(What is expected) Every entry is to be set down a second time, precisely as written.

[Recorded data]
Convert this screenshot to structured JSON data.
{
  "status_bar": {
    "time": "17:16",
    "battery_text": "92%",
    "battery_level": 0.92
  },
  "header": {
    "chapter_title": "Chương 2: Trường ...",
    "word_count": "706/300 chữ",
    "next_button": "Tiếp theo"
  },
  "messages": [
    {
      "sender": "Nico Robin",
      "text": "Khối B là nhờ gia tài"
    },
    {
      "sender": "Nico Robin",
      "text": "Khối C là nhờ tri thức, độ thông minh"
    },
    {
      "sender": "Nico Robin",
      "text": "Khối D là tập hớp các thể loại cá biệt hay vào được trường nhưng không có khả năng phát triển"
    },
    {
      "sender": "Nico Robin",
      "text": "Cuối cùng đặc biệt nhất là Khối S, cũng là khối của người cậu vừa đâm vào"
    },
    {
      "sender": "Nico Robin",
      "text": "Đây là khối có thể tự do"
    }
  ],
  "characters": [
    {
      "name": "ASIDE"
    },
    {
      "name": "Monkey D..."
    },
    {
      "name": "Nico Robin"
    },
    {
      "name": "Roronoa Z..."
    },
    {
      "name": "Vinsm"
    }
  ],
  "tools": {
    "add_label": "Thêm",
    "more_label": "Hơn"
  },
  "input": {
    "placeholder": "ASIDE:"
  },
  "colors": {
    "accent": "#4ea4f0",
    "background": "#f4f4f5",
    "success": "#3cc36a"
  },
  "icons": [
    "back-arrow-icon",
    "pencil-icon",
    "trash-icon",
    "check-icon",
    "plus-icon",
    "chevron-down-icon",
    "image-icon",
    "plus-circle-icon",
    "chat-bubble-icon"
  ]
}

(Task answer)
Convert this screenshot to structured JSON data.
{
  "status_bar": {
    "time": "17:16",
    "battery_text": "92%",
    "battery_level": 0.92
  },
  "header": {
    "chapter_title": "Chương 2: Trường ...",
    "word_count": "706/300 chữ",
    "next_button": "Tiếp theo"
  },
  "messages": [
    {
      "sender": "Nico Robin",
      "text": "Khối B là nhờ gia tài"
    },
    {
      "sender": "Nico Robin",
      "text": "Khối C là nhờ tri thức, độ thông minh"
    },
    {
      "sender": "Nico Robin",
      "text": "Khối D là tập hớp các thể loại cá biệt hay vào được trường nhưng không có khả năng phát triển"
    },
    {
      "sender": "Nico Robin",
      "text": "Cuối cùng đặc biệt nhất là Khối S, cũng là khối của người cậu vừa đâm vào"
    },
    {
      "sender": "Nico Robin",
      "text": "Đây là khối có thể tự do"
    }
  ],
  "characters": [
    {
      "name": "ASIDE"
    },
    {
      "name": "Monkey D..."
    },
    {
      "name": "Nico Robin"
    },
    {
      "name": "Roronoa Z..."
    },
    {
      "name": "Vinsm"
    }
  ],
  "tools": {
    "add_label": "Thêm",
    "more_label": "Hơn"
  },
  "input": {
    "placeholder": "ASIDE:"
  },
  "colors": {
    "accent": "#4ea4f0",
    "background": "#f4f4f5",
    "success": "#3cc36a"
  },
  "icons": [
    "back-arrow-icon",
    "pencil-icon",
    "trash-icon",
    "check-icon",
    "plus-icon",
    "chevron-down-icon",
    "image-icon",
    "plus-circle-icon",
    "chat-bubble-icon"
  ]
}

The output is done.